A young boy living on the coast of South Australia with his widowed father and smart bird Mr. Percival, Storm Boy has a cute, albeit short story that is transformed fairly well into a linear side-scrolling book with some interactive segments that spawn from Thiele’s descriptors. Graphically it’s nothing to write home about, save for the nicely drawn cover art, and it doesn’t run brilliantly either, but it is completely ‘playable’ – as much as the game is considered playable – via touch controls, which is great for parents handing it off to a young child.

The about section of the game describes how the original author’s words turn a young readers mind “into a canvas of the South Australian coast”, and I can’t help but feel like maybe the game defeats the purpose of the book? Then again, kids are all iPad centric and phantom-limb nowadays, and so maybe this is a clever way of Trojan-horsing a moral tale into an app they think is fun.

Shallow Gameplay: Storm Boy has a bunch of different mini-games, but they’re all pointless and get old fast.

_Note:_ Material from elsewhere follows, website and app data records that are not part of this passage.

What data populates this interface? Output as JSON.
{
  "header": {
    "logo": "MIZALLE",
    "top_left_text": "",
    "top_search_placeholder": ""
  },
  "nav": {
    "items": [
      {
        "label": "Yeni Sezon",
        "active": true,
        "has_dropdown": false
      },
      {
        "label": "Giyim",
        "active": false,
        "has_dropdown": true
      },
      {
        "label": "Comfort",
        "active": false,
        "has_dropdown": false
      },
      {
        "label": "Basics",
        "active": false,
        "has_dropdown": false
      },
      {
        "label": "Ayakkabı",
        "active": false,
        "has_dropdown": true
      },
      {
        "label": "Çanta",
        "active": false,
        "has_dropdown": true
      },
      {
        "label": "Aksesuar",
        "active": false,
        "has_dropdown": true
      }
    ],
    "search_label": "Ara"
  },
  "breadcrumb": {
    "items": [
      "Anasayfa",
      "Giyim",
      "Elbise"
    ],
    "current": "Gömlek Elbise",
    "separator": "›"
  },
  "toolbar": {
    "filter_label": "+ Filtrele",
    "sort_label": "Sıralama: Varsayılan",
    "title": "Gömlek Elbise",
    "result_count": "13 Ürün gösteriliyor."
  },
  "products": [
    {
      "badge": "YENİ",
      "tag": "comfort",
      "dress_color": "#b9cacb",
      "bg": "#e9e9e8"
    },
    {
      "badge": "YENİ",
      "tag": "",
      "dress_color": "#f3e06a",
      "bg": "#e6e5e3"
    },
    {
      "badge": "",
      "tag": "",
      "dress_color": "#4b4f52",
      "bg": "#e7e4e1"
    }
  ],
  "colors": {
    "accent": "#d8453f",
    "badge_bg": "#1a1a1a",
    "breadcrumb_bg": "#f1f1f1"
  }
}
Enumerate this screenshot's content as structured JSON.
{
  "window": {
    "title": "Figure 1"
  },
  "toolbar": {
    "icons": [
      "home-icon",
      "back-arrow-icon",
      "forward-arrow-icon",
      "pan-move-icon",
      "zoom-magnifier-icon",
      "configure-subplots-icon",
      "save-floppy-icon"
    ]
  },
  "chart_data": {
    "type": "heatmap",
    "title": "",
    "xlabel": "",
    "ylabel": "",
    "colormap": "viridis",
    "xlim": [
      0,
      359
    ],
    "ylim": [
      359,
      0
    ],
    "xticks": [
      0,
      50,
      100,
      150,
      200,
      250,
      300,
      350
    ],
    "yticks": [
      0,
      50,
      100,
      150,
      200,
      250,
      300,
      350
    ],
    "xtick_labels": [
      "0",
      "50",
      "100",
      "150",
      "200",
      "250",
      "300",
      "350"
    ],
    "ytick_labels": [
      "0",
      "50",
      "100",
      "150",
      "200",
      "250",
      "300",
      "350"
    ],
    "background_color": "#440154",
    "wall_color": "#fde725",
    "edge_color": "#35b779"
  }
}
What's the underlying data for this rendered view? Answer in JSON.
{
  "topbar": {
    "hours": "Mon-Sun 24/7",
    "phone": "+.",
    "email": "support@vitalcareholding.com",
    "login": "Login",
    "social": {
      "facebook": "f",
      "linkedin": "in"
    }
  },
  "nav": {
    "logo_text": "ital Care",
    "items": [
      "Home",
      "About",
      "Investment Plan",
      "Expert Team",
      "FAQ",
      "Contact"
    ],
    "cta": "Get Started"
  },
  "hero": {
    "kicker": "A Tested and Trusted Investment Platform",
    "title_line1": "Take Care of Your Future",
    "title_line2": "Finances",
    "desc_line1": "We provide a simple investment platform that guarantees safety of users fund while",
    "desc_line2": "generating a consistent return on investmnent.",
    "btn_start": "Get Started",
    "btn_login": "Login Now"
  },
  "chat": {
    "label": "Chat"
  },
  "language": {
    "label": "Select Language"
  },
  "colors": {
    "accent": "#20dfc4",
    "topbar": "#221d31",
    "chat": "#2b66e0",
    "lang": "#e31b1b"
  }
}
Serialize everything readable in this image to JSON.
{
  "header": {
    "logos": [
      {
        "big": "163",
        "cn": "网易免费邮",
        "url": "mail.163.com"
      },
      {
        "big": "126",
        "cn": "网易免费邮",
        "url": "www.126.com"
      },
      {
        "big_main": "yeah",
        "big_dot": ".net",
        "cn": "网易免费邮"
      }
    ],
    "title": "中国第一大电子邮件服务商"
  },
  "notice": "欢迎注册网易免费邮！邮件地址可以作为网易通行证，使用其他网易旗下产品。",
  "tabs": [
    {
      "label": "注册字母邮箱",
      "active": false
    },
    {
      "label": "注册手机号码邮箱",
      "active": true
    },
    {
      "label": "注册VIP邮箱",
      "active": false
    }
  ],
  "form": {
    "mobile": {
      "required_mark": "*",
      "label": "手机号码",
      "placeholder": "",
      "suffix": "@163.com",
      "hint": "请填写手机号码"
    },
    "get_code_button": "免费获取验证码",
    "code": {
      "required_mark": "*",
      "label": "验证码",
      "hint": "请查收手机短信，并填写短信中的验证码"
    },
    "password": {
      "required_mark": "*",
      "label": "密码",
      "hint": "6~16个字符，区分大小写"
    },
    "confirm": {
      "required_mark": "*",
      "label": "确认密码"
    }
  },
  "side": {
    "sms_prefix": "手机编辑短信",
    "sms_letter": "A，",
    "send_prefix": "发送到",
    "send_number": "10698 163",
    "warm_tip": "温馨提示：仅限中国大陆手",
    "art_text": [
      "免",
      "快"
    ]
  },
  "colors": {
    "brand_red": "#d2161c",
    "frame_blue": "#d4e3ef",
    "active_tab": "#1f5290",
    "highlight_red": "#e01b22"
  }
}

Storm Boy is an interesting take on interactive storytelling, and it’s a nice little narrative toy for young children to play about with in tablet mode (or better yet, on an actual tablet- since the game is also available on iOS and Android), but from a gameplay perspective it’s in shallow waters, as there is little-to-no gamification in what is ultimately perhaps too true to the source material: words on a page. I’m not the target market for this one at all, and a young child may love poking around in the sand or playing catch with the pelican, but I’ve got my eye on the vast depth of the Switch Library, and this ones stuck on the shoreline.




Storm Boy: The Game is an interesting take on interactive storytelling, and young children or fans of the book may find enjoyment here, but its short length and lack of any real gameplay make it one worth passing on for the average Switch Player.